_Your objective_
Among the entries below, which lines include the string "properties"? Show each one.

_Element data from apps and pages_
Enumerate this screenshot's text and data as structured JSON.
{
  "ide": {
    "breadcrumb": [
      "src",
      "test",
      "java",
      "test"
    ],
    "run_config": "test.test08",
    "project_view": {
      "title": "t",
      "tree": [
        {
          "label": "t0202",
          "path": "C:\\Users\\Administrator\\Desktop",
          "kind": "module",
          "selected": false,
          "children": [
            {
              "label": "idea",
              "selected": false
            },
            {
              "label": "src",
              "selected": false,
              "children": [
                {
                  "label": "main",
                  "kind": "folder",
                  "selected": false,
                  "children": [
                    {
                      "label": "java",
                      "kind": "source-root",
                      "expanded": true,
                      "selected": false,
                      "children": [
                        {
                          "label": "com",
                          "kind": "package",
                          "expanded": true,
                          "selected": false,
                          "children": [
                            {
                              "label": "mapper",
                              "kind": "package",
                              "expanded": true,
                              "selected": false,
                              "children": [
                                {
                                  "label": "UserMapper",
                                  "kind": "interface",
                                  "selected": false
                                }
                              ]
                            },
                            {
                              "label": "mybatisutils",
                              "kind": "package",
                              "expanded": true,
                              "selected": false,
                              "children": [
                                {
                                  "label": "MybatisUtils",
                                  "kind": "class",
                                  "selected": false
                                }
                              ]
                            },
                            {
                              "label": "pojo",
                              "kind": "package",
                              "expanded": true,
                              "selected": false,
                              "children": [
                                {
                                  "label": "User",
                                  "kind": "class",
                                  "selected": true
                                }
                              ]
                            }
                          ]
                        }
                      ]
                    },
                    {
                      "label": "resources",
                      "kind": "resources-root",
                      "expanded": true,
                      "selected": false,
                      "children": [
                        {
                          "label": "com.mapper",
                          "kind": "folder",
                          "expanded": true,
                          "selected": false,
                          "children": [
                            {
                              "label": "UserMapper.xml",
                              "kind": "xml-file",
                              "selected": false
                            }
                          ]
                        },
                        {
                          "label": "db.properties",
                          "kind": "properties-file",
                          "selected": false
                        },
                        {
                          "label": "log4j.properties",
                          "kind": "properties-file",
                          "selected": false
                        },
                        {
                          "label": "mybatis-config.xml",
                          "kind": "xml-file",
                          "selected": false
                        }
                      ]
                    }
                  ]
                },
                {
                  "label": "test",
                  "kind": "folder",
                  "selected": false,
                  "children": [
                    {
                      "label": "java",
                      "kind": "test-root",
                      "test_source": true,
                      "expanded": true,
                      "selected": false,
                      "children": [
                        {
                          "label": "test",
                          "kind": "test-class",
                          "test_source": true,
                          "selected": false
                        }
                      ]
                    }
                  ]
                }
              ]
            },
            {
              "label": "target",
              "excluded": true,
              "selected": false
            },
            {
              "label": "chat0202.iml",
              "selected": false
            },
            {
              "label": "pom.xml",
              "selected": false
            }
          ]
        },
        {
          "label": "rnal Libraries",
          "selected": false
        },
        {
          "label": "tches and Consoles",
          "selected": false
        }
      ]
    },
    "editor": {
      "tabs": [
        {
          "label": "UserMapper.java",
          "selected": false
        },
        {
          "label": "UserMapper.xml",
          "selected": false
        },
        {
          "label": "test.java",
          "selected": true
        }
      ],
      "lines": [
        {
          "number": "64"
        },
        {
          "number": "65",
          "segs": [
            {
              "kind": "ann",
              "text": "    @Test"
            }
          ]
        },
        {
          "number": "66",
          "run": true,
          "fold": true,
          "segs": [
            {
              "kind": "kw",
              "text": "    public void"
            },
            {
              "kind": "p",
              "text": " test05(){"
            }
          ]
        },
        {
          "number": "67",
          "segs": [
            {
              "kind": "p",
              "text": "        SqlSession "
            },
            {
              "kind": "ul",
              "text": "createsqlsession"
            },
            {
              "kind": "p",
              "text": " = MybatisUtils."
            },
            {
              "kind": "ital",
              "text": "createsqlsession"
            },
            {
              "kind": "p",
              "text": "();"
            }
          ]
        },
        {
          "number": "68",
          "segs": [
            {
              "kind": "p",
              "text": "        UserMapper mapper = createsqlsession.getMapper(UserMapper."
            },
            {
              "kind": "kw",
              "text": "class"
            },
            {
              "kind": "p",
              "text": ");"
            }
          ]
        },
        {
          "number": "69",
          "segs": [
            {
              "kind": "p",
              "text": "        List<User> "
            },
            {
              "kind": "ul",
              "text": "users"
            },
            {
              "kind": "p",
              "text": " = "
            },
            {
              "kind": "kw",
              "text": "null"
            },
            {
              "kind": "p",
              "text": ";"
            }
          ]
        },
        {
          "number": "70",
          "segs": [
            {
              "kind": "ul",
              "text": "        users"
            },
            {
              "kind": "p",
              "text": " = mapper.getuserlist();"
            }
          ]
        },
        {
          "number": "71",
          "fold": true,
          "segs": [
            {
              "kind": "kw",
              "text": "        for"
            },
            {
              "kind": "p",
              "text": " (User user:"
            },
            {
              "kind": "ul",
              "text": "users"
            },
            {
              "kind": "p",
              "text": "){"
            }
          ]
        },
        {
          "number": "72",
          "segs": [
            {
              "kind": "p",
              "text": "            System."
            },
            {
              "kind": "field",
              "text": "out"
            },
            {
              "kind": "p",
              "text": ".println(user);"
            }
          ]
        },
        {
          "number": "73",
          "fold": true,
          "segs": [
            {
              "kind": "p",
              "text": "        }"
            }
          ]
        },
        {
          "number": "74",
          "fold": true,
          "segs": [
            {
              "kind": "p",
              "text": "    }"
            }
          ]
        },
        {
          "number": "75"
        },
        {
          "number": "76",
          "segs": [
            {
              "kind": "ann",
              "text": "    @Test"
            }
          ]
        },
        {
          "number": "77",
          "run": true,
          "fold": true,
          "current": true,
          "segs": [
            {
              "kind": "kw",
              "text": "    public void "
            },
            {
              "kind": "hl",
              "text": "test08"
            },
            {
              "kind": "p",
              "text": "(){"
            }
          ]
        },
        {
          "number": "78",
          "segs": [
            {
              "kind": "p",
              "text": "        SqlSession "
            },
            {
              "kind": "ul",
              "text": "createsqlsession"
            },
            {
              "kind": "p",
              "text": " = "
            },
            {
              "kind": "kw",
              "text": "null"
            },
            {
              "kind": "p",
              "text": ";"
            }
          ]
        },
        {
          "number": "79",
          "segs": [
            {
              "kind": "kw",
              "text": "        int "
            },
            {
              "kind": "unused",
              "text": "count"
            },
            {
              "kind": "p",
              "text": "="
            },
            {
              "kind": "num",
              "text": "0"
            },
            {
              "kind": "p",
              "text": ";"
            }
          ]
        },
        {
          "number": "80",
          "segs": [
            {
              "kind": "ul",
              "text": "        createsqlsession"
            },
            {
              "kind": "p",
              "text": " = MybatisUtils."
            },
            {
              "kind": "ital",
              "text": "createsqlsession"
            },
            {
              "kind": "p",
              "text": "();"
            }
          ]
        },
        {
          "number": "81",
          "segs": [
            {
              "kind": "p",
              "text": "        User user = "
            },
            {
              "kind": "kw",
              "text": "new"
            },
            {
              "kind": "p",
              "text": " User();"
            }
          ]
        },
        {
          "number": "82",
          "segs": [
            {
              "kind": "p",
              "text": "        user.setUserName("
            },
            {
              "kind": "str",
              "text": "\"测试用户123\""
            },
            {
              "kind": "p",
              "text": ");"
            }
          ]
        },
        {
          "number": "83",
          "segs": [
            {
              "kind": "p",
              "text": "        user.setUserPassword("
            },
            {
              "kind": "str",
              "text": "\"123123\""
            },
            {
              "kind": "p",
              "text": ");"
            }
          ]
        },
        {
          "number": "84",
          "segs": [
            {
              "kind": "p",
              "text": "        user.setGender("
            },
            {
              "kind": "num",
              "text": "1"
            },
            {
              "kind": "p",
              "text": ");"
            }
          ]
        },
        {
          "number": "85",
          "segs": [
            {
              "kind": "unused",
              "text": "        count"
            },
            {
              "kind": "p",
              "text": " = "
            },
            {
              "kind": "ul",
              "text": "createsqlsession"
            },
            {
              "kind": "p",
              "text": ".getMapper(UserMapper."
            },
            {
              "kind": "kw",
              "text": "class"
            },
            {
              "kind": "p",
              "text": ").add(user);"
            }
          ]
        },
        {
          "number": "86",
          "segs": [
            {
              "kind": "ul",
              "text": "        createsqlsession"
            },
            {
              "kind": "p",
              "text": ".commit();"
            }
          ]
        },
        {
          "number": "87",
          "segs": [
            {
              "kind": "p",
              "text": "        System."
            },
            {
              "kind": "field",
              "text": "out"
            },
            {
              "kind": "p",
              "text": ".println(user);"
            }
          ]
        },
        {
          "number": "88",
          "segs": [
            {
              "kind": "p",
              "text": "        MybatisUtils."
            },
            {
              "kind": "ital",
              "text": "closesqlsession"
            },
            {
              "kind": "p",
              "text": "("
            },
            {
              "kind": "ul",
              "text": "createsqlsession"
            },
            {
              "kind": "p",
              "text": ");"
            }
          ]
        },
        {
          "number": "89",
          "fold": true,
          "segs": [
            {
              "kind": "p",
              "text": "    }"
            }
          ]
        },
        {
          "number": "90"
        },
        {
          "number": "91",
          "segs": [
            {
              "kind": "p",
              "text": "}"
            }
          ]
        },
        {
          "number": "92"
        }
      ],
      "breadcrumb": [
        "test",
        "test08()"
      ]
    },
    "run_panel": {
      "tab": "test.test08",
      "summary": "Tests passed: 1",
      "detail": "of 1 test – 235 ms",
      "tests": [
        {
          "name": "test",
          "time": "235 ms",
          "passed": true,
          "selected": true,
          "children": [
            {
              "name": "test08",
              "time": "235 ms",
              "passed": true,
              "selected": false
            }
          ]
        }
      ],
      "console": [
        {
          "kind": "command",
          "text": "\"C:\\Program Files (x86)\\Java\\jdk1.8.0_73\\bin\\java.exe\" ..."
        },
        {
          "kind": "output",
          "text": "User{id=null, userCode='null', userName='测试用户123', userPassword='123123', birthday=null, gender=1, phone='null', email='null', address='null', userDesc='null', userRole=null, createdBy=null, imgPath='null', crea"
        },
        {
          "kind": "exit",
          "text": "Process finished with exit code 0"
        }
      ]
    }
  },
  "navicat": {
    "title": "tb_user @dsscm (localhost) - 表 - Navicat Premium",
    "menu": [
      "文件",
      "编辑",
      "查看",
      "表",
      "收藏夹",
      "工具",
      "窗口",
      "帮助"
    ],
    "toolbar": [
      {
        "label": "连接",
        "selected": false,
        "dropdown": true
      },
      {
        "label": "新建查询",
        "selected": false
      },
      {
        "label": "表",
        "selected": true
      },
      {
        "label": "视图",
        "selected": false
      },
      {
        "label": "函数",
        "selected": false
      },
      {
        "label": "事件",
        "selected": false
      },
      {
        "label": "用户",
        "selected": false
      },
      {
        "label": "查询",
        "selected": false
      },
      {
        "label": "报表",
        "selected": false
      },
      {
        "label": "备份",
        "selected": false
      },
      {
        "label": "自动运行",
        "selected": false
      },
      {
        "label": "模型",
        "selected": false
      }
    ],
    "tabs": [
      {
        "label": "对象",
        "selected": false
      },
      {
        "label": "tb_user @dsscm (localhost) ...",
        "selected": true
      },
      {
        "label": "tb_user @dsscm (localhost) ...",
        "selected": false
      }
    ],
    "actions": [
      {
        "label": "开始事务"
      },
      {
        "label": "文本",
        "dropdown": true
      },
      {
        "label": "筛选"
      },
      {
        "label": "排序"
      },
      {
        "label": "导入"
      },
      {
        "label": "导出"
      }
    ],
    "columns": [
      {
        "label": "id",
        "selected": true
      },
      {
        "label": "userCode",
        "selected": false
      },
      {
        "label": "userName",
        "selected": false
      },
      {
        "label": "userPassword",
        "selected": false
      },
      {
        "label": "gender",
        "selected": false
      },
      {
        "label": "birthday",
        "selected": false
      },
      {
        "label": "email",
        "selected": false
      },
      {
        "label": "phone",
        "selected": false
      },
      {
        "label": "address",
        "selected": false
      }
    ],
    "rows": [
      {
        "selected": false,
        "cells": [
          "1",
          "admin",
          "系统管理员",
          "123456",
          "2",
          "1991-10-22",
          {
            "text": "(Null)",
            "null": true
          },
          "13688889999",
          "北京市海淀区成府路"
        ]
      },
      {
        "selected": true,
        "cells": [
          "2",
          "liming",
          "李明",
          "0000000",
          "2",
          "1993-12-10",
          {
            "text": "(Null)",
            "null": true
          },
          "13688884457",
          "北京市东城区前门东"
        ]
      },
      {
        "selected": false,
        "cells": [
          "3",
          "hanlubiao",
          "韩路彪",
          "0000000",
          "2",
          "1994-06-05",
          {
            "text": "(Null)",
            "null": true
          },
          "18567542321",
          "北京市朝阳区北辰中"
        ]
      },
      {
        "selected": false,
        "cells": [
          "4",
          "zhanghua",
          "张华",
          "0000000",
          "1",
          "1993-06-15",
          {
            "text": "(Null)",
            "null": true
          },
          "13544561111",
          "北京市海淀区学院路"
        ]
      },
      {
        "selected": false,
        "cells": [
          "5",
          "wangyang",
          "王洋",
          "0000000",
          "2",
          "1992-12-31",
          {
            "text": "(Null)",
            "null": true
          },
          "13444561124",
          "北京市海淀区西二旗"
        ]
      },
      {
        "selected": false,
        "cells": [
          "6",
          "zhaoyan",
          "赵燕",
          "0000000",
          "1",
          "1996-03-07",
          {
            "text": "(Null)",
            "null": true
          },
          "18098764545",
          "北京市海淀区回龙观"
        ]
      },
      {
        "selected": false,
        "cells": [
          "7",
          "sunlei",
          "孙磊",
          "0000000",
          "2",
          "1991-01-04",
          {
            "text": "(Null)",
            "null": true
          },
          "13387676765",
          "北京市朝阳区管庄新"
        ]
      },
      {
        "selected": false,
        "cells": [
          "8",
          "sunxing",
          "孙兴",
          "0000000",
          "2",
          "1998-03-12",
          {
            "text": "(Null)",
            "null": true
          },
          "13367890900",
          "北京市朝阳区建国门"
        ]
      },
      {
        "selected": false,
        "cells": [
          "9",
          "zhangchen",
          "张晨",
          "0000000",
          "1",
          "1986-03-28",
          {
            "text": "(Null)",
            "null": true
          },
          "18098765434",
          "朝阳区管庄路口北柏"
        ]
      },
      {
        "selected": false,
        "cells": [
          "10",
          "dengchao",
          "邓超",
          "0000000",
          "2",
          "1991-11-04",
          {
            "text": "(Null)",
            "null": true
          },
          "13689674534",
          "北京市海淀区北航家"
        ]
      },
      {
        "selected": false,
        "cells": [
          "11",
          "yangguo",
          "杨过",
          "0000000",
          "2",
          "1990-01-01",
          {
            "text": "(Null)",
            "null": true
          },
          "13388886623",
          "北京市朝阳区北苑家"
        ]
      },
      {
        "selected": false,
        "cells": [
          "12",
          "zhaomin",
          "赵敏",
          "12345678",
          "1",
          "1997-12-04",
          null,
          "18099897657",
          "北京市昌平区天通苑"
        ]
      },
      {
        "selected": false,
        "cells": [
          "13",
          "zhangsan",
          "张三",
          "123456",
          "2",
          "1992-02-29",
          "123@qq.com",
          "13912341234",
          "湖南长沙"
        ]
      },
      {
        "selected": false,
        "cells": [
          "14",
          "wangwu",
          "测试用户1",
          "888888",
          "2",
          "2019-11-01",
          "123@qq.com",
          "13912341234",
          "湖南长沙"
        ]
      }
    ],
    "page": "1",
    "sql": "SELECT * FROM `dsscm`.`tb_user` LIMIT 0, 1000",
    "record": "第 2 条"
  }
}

_Output below_
                          "label": "db.properties",
                          "kind": "properties-file",
                          "label": "log4j.properties",
                          "kind": "properties-file",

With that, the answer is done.